What the task asks:
Find the lines below that include the word "number" and report how many there are, with no other text.

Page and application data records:
◆ ◆ ◆ ◆

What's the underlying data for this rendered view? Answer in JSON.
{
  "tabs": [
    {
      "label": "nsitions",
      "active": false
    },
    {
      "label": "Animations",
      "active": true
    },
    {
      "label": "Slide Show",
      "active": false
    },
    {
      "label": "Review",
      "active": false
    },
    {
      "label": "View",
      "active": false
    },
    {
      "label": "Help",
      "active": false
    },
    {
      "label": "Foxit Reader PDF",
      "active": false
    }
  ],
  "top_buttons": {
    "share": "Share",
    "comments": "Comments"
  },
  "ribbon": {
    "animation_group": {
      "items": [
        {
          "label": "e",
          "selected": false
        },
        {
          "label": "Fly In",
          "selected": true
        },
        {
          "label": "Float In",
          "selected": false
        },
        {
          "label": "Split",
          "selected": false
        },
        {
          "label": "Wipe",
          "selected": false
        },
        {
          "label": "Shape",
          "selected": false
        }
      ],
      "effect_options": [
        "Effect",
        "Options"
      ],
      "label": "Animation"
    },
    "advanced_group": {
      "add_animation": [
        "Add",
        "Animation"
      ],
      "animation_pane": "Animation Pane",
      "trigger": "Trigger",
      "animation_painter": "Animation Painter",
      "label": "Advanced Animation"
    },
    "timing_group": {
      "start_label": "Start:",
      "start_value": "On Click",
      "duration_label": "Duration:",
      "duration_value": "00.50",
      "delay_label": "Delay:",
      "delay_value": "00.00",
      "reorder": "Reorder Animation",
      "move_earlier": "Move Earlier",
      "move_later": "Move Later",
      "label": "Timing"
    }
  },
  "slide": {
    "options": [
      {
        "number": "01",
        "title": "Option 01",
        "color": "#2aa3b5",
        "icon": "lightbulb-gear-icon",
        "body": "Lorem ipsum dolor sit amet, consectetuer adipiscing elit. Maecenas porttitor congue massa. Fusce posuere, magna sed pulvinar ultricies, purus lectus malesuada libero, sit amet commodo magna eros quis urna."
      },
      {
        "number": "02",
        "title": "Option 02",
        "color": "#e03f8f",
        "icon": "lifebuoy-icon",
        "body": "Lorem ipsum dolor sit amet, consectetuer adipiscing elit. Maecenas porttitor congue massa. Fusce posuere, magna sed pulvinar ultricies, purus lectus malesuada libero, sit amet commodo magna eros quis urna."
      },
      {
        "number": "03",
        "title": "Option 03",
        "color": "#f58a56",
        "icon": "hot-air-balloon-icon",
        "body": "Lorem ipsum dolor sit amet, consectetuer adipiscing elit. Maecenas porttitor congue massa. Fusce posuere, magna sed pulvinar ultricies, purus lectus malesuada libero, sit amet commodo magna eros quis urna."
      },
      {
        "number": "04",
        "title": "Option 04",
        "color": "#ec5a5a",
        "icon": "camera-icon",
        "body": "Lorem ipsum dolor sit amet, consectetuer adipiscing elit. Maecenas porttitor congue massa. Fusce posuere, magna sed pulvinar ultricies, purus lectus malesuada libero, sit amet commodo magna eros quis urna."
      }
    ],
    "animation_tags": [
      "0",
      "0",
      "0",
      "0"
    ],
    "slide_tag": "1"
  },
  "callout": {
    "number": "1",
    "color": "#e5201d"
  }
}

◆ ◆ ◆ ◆

Answer to the exercise:
5